Sutter Health ended its third quarter with a $37 million operating loss (-0.1% operating margin) and a $98 million net loss, though those totals don’t include millions of potential revenue the organization is waiting for the government to approve.
The Sacramento-based nonprofit system reported $3.8 billion in total operating revenues for the period ended Sept. 30, which was down 4.6% from the third quarter of 2022’s nearly $3.99 billion. Operating expenses increased 2.5% year over year from the third quarter of 2022’s $3.74 billion to $3.84 billion.
Across the nine months of 2023, Sutter’s $11.43 billion in total operating revenues and $11.35 billion total operating expenses represent year-over-year increases of 3.6% and 5.6%, respectively. These place the organization at an $80 million year-to-date operating income (0.7% operating margin), which is down from the prior year’s $288 million (2.6% operating margin).
Though Sutter’s operations are a fair berth behind 2022, a key piece missing in this year’s tally is pending revenue and expenses related to the 2023-24 hospital fee program enacted in California to fund Medi-Cal coverage expansions.
During the first nine months of 2022, respective revenue and expenses from the program were $385 million and $249 million, bringing Sutter $136 million in operating income through the program.
Sutter has submitted related revenue and expenses to the Centers for Medicare & Medicaid Services and is awaiting approval, meaning that neither met the criteria to be included in this week’s filing.

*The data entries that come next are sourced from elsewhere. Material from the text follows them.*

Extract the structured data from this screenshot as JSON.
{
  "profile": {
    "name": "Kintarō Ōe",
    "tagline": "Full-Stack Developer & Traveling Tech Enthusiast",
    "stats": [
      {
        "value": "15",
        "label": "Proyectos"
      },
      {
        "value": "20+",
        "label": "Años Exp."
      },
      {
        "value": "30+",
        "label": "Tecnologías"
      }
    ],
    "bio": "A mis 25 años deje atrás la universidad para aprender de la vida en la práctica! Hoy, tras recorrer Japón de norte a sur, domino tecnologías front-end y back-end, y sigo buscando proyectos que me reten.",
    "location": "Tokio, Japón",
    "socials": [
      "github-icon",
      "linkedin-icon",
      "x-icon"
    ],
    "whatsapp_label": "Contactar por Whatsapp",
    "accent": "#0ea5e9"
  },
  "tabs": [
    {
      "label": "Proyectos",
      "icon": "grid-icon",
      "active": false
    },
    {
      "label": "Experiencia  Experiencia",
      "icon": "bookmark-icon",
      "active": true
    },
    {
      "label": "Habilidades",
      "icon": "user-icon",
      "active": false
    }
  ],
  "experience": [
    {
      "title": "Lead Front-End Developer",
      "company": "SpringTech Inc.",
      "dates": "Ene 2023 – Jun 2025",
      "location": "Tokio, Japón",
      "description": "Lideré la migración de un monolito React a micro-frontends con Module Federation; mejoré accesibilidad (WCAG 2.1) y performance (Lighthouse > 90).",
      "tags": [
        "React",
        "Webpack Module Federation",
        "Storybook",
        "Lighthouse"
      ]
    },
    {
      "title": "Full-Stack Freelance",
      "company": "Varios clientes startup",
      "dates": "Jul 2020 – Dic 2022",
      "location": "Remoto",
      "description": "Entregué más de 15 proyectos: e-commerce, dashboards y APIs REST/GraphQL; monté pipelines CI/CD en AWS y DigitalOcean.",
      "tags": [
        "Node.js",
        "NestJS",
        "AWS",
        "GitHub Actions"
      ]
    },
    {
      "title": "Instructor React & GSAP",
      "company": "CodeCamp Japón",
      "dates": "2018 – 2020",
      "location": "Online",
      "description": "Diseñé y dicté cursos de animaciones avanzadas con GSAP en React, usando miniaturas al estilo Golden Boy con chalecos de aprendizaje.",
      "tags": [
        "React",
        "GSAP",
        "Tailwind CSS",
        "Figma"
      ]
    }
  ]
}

On the other hand, $128 million received from the Federal Emergency Management Agency to reimburse COVID-19 pandemic costs were included in the year-to-date revenue tally, according to the filing.
In management’s commentary on the nine-month results, Sutter attributed a 4% gain in patient service revenues to higher patient volumes. A 5.6% rise in year-to-date operating expenses came from a combination of labor force expansions and merit increases, increased volumes and supply pricing pressures.
Adding these numbers to 2023’s more stable investment market leaves Sutter’s nine-month net income at $365 million. This is a major turnaround from the $538 million net loss of the same time last year, which management noted was “due to an increase in change in net unrealized gains and losses on investments of $996 [million] and a prior year loss on deconsolidation of affiliate [Samuel Merritt University] of $208 [million]” during that year.
As of Sept. 30, Sutter’s nine-month gross patient revenue payer mix broke down to 43.7% Medicare, 18.9% Medi-Cal, 34.7% commercial and 2.7% other. Outpatient revenues comprised 45% of its nine-month total revenues.
The 22-hospital nonprofit employs about 54,000 people, 35,000 full-time, and lists 4,098 licensed beds. Across the entirety of 2022, it reported $278 million in operating income but a $249 million net loss.
Sutter’s reports of higher volumes are in line with recent weeks’ quarterly disclosures from large for-profit health systems such as HCA Healthcare and Tenet Healthcare. Kaiser Permanente, another California nonprofit, shared news a few days ago of a $239 million third-quarter gain.